◆ Assignment ◆
Each line below needs to be duplicated without alteration.

◆ Source records ◆
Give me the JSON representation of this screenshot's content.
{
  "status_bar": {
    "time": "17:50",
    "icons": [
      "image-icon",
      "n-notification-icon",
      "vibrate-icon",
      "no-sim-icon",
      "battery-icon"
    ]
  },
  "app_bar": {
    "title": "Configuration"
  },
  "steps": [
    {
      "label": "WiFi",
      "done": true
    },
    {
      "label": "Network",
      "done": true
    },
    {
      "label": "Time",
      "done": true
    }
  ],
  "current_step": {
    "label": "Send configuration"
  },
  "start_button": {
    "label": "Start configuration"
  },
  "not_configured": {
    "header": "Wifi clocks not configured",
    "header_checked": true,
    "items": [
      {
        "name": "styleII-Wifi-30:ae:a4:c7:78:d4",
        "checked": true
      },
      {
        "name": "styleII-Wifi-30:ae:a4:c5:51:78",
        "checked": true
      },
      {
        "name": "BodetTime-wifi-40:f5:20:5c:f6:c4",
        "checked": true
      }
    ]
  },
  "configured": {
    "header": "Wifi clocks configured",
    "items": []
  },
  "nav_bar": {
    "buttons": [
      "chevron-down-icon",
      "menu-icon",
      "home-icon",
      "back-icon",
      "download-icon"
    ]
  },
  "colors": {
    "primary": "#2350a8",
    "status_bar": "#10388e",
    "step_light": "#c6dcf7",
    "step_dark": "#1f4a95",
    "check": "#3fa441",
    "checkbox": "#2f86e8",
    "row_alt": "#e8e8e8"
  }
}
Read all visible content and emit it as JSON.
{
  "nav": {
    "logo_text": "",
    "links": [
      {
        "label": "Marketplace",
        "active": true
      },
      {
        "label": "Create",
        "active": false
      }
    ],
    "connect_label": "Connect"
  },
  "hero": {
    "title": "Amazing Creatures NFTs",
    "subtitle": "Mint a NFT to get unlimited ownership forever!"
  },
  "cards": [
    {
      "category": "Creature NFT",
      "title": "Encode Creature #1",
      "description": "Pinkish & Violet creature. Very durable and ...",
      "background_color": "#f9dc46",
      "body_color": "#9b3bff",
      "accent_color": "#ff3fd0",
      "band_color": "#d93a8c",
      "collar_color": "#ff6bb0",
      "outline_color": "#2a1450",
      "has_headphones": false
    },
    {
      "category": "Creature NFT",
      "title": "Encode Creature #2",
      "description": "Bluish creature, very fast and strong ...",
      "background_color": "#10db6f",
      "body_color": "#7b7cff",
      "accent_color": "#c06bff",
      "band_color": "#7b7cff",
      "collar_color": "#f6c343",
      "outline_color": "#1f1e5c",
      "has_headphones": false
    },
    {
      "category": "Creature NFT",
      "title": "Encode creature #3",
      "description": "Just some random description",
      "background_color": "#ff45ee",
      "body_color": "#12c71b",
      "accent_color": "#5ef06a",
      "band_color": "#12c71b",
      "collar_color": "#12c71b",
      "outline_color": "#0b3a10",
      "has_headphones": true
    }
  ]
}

◆ The answer ◆
Give me the JSON representation of this screenshot's content.
{
  "status_bar": {
    "time": "17:50",
    "icons": [
      "image-icon",
      "n-notification-icon",
      "vibrate-icon",
      "no-sim-icon",
      "battery-icon"
    ]
  },
  "app_bar": {
    "title": "Configuration"
  },
  "steps": [
    {
      "label": "WiFi",
      "done": true
    },
    {
      "label": "Network",
      "done": true
    },
    {
      "label": "Time",
      "done": true
    }
  ],
  "current_step": {
    "label": "Send configuration"
  },
  "start_button": {
    "label": "Start configuration"
  },
  "not_configured": {
    "header": "Wifi clocks not configured",
    "header_checked": true,
    "items": [
      {
        "name": "styleII-Wifi-30:ae:a4:c7:78:d4",
        "checked": true
      },
      {
        "name": "styleII-Wifi-30:ae:a4:c5:51:78",
        "checked": true
      },
      {
        "name": "BodetTime-wifi-40:f5:20:5c:f6:c4",
        "checked": true
      }
    ]
  },
  "configured": {
    "header": "Wifi clocks configured",
    "items": []
  },
  "nav_bar": {
    "buttons": [
      "chevron-down-icon",
      "menu-icon",
      "home-icon",
      "back-icon",
      "download-icon"
    ]
  },
  "colors": {
    "primary": "#2350a8",
    "status_bar": "#10388e",
    "step_light": "#c6dcf7",
    "step_dark": "#1f4a95",
    "check": "#3fa441",
    "checkbox": "#2f86e8",
    "row_alt": "#e8e8e8"
  }
}
Read all visible content and emit it as JSON.
{
  "nav": {
    "logo_text": "",
    "links": [
      {
        "label": "Marketplace",
        "active": true
      },
      {
        "label": "Create",
        "active": false
      }
    ],
    "connect_label": "Connect"
  },
  "hero": {
    "title": "Amazing Creatures NFTs",
    "subtitle": "Mint a NFT to get unlimited ownership forever!"
  },
  "cards": [
    {
      "category": "Creature NFT",
      "title": "Encode Creature #1",
      "description": "Pinkish & Violet creature. Very durable and ...",
      "background_color": "#f9dc46",
      "body_color": "#9b3bff",
      "accent_color": "#ff3fd0",
      "band_color": "#d93a8c",
      "collar_color": "#ff6bb0",
      "outline_color": "#2a1450",
      "has_headphones": false
    },
    {
      "category": "Creature NFT",
      "title": "Encode Creature #2",
      "description": "Bluish creature, very fast and strong ...",
      "background_color": "#10db6f",
      "body_color": "#7b7cff",
      "accent_color": "#c06bff",
      "band_color": "#7b7cff",
      "collar_color": "#f6c343",
      "outline_color": "#1f1e5c",
      "has_headphones": false
    },
    {
      "category": "Creature NFT",
      "title": "Encode creature #3",
      "description": "Just some random description",
      "background_color": "#ff45ee",
      "body_color": "#12c71b",
      "accent_color": "#5ef06a",
      "band_color": "#12c71b",
      "collar_color": "#12c71b",
      "outline_color": "#0b3a10",
      "has_headphones": true
    }
  ]
}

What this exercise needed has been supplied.